Eco one approval shy of closing Azinam deal
Oil and gas exploration company Eco (Atlantic) Oil & Gas has completed all the steps required to close the acquisition of the Azinam Group and its asset portfolio, aside from one, which also needs to be checked off the list.
Once that one is out of the way, the firm will effectively expand its footprint offshore South Africa and Namibia. Back in January 2022, Eco Atlantic revealed that it had inked a memorandum of understanding (MOU) to acquire the Azinam Group and its asset portfolio. At the time, the firm also disclosed its plans for a 2022 South Africa drilling programme.
Less than a month after this announcement, Eco confirmed that it had taken further steps to complete this acquisition by signing a definitive purchase deal, which would enable it to add more acreage offshore South Africa and Namibia. Within this update, the firm also informed that it was finalising its 2022 drilling plans to find more hydrocarbons.
In its statement on Friday, Eco reported that all conditions required to be completed in order to close Eco’s acquisition of Azinam were carried out, save and except for receipt of the final approval of the TSX Venture Exchange.
This acquisition enables Eco to add additional working interests offshore Namibia in its current oil blocks – petroleum exploration licenses: 97, 98 and 99 – where Azinam is a partner, increasing Eco’s net working interest in these licenses to 85 per cent following completion, which will then align with the firm’s existing 85 per cent interest in license 100.
In addition, Eco will also acquire a 50 per cent working interest in the Orange Basin, offshore South Africa and operatorship in Block 2B, along with a material working interest of 20 per cent in the deepwater 3B/4B Block and the shallow water and nearshore 3B/4B Blocks.
Gil Holzman, Co-Founder and CEO of Eco Atlantic, commented: “We are pleased to have completed this acquisition, subject to final approval to issue the shares. We now own and operate a number of highly prospective licences in three of the most exciting regions for exploration in the world: Guyana, Namibia and South Africa.”
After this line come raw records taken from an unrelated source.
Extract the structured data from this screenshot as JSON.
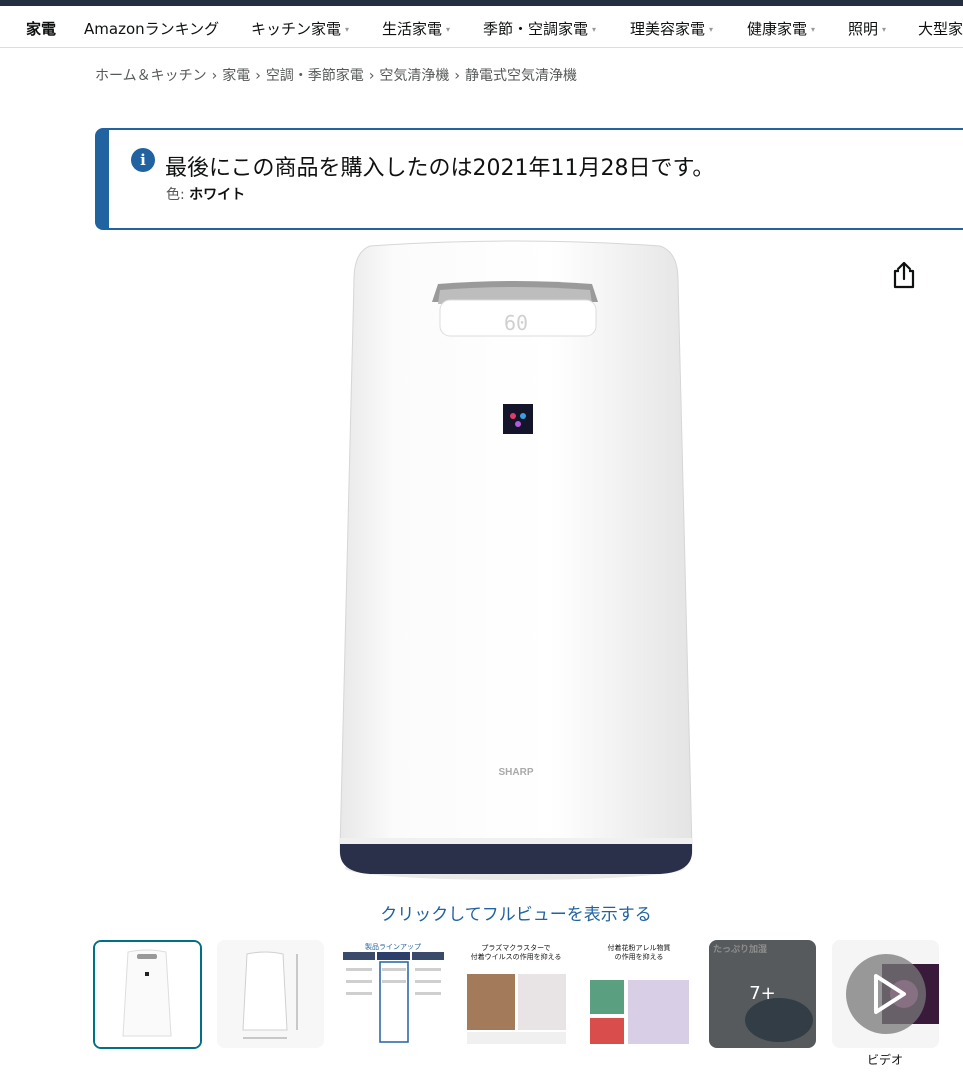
{
  "nav": {
    "items": [
      {
        "label": "家電",
        "dropdown": false
      },
      {
        "label": "Amazonランキング",
        "dropdown": false
      },
      {
        "label": "キッチン家電",
        "dropdown": true
      },
      {
        "label": "生活家電",
        "dropdown": true
      },
      {
        "label": "季節・空調家電",
        "dropdown": true
      },
      {
        "label": "理美容家電",
        "dropdown": true
      },
      {
        "label": "健康家電",
        "dropdown": true
      },
      {
        "label": "照明",
        "dropdown": true
      },
      {
        "label": "大型家",
        "dropdown": false
      }
    ]
  },
  "breadcrumb": {
    "items": [
      "ホーム＆キッチン",
      "家電",
      "空調・季節家電",
      "空気清浄機",
      "静電式空気清浄機"
    ],
    "separator": "›"
  },
  "alert": {
    "icon": "info-icon",
    "title": "最後にこの商品を購入したのは2021年11月28日です。",
    "color_label": "色:",
    "color_value": "ホワイト"
  },
  "product": {
    "brand_text": "SHARP",
    "display_text": "60",
    "fullview_link": "クリックしてフルビューを表示する"
  },
  "thumbnails": {
    "more_label": "7+",
    "video_label": "ビデオ",
    "texts": {
      "t3_title": "製品ラインアップ",
      "t4_title": "プラズマクラスターで",
      "t4_title2": "付着ウイルスの作用を抑える",
      "t5_title": "付着花粉アレル物質",
      "t5_title2": "の作用を抑える",
      "t6_title": "たっぷり加湿"
    }
  },
  "colors": {
    "accent": "#2162a1",
    "selected_border": "#007185",
    "link": "#2162a1",
    "topbar": "#232f3e"
  }
}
As previously reported, the acquisition will result in the issuance of 40,170,474 common shares to Azinam in the capital of Eco, providing Azinam with 16.5 per cent of Eco’s share capital, providing for a cashless acquisition to become the sole owner of Azinam’s entire African portfolio.
In addition to these new shares, Azinam will be issued warrants to acquire additional common shares, exercisable only in the case of a producible commercial discovery on Block 2B or Block 3B/4B. Moreover, Eco also agreed that – for as long as Azinam holds at least a 12.5 per cent interest in Eco’s share capital – it would be entitled to nominate one director for election to Eco’s board of directors.
The company further adds that a fee of 350,000 common shares and $50,000 will be payable – in connection with the acquisition – to an arms-length third party in connection with their advisory services to Eco. The firm advised that it will confirm final approval by the exchange and the issue of new shares after such approval is received.
“We continue to make strong progress towards the upcoming drilling of the Gazania-1 well, offshore South Africa, and following the signing of the rig contract earlier in the month we anticipate drilling to commence in late Q3 2022. We look forward to making further updates on our strategic acreage in due course,” concluded Holzman.
In other, Eco-related news, the company reported last week that a joint venture partnership for Block 2B, located offshore South Africa, had secured a semi-submersible drilling rig from Island Drilling to drill a high-impact exploration well later this year.
Eco Atlantic will become the operator of Block 2B and hold a 50 per cent working interest in the joint venture, subject to the completion of its acquisition of Azinam Group. The other Block 2B JV partners are Africa Energy with a 27.5 per cent interest, Panoro Energy’s subsidiary with a 12.5 per cent stake, and Crown Energy, which indirectly holds the remaining 10 per cent interest.